July started out with me needing to go back on antibiotics (arrrgh!!), but at least the weather here in the San Francisco Bay Area has been stellar (50s fahrenheit at night, 70s daytime). When I’ve felt up to it I’ve puttered around in our front yard. I still have landscape holes to fill in our garden, but with the drought I’ll hold off putting in new plants.
A Few Good Sales
Not all sales are created equal and some please me more than others for a variety of reasons.
Finally found a home…
I have good, interesting items that seem to take forever to find a buyer. Years. And when they linger I do revisit them and investigate. Are the photos good? The title and description adequate? Am I using the best search terms? Is the price too high? Too low? Is the item too off-trend? I adjust what I can and then wait.
I bought this little toy wood barrel filled with clothespins at an antique store three or four years ago. I thought it was sweet as could be. There was some interest in it over the years, but it remained unsold in my store…till this weekend. I didn’t make much $ on it, but I’m glad it’s found a home.
This pleasing large woven cotton coverlet was fabulous and it got “favorited” a lot. Still, it lingered and lingered, again for years. It finally sold and the buyer is thrilled with it.
Didn’t appeal to me…
While I tend to buy things that appeal to me on some level, some I buy because of their brand name or popularity. I am always relieved when these items sell!
This Waterford Clara crystal vase purchased in 2020 was one of them. I adore crystal and display/use some of the pieces I have for sale. And Waterford has been a consistent winner for me. But the style of this vase didn’t ring any bells. I found it “old fashioned” and never used it. I had it stored in my china hutch and was glad to see it go.
The perfect home…
Some buyers contact me or leave a review that lets me know the item is going to be treasured! And that makes my day.
The buyer of these Chinese finger puppets sent me a photo of the ones she had already had and said she was looking forward to having these “join the family.” Isn’t that fun?
A Few Good Finds from Here and There
I haven’t been sourcing a lot because I haven’t needed to! But I have been doing a little here and there for fun.
A few days ago I popped into my neighborhood thrift store and found another piece of MacKenzie-Childs enamelware. While it’s not my kind of thing, it does have a fan base and good resale value. This particular piece in their squashed pot series is in a discontinued pattern called “Morning Glory” and is now harder to find. A recent one sold for over $200 and one is listed on eBay for $205.
I spotted this vintage Mexican pottery box on a new merch cart and snagged it right away. And bonus, it’s a signed Erandi piece.
On Freecycle someone posted a listing for “foreign money” and no other details.
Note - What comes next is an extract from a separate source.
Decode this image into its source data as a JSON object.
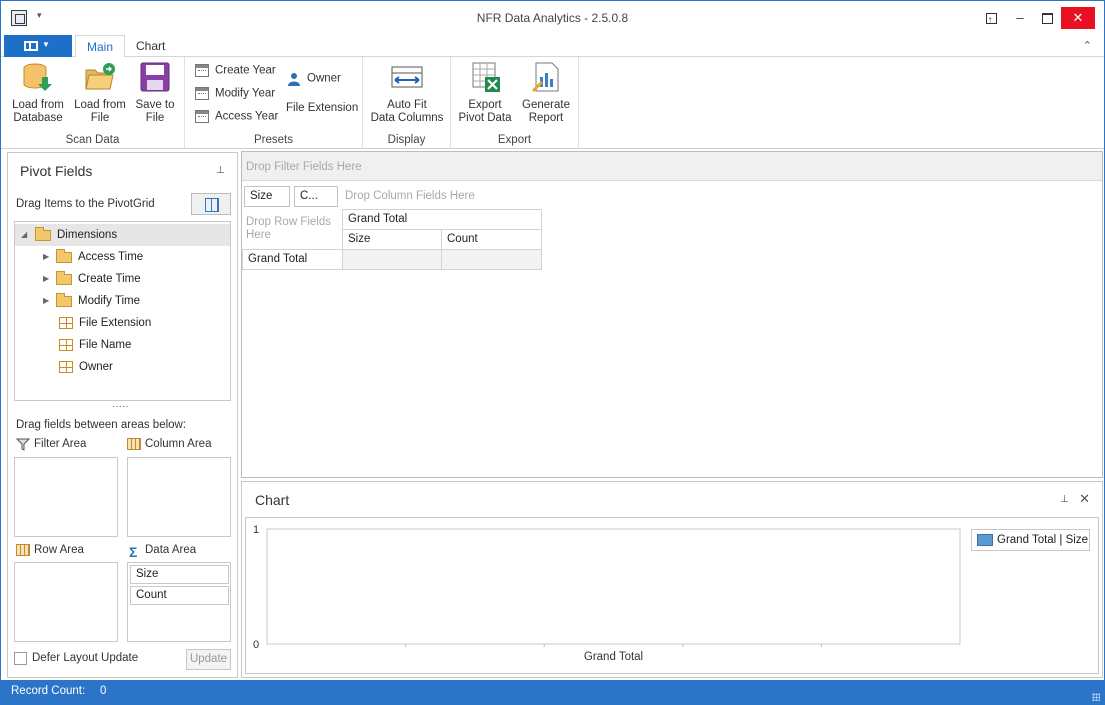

I have sold lots of foreign money before and I was happy to have this…whatever pieces were included. (And free is the best price!) And it turns out that some of the money appears to be worth selling on its own. I’m guessing the previous owner tried to sell this at a flea market or yard sale as there were prices marked on the baggies. I’ll need to do research to figure out what I’ve got!
The most interesting to me were the Canadian 25-cents paper money from 1900 and 1923.
On eBay I won this antique Dutch wood snuff box, a souvenir from the city of Marken. The hand carving has a charming folk art feel.
Some antique wood shoe snuffboxes can sell for $$$, upwards to $800 with some of the best having delightful nailhead decoration.
Like many in the vintage/antique reselling space, I’ll just keep plodding along during those slower summer months. I know many use this time to take advantage of yard sales, flea markets, rummage sales, etc. to stock up on items for the fourth quarter/holiday season, but I don’t have that need. Still I will do a little sourcing!
Wishing you happy hunting,
Fun fact: those 25 cent Canadian bills are called shinplasters. My grandfather gave me one many years ago.
LikeLiked by 1 person
Many thanks Barb. 🙂 I kept seeing that word as I researched these. Turns out “Shinplaster was paper money of low denomination, typically less than one dollar, circulating widely in the economies of the 19th century where there was a shortage of circulating coinage.” wikipedia.